== How to complete this task ==
Read through the listing below and return only the lines containing "title".

== Data ==
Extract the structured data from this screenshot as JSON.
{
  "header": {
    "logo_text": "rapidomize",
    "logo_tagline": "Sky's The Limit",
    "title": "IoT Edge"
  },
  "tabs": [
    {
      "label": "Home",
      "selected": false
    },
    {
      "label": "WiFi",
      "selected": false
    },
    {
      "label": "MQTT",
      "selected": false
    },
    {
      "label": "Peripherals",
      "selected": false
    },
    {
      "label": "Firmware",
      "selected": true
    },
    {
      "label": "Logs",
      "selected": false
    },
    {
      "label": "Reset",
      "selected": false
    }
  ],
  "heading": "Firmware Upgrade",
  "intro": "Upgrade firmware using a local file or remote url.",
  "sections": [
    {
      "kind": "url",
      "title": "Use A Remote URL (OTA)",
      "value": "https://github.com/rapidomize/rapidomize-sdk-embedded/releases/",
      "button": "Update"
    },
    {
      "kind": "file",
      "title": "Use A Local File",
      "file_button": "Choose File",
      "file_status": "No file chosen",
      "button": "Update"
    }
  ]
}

== Output of the task ==
    "title": "IoT Edge"
      "title": "Use A Remote URL (OTA)",
      "title": "Use A Local File",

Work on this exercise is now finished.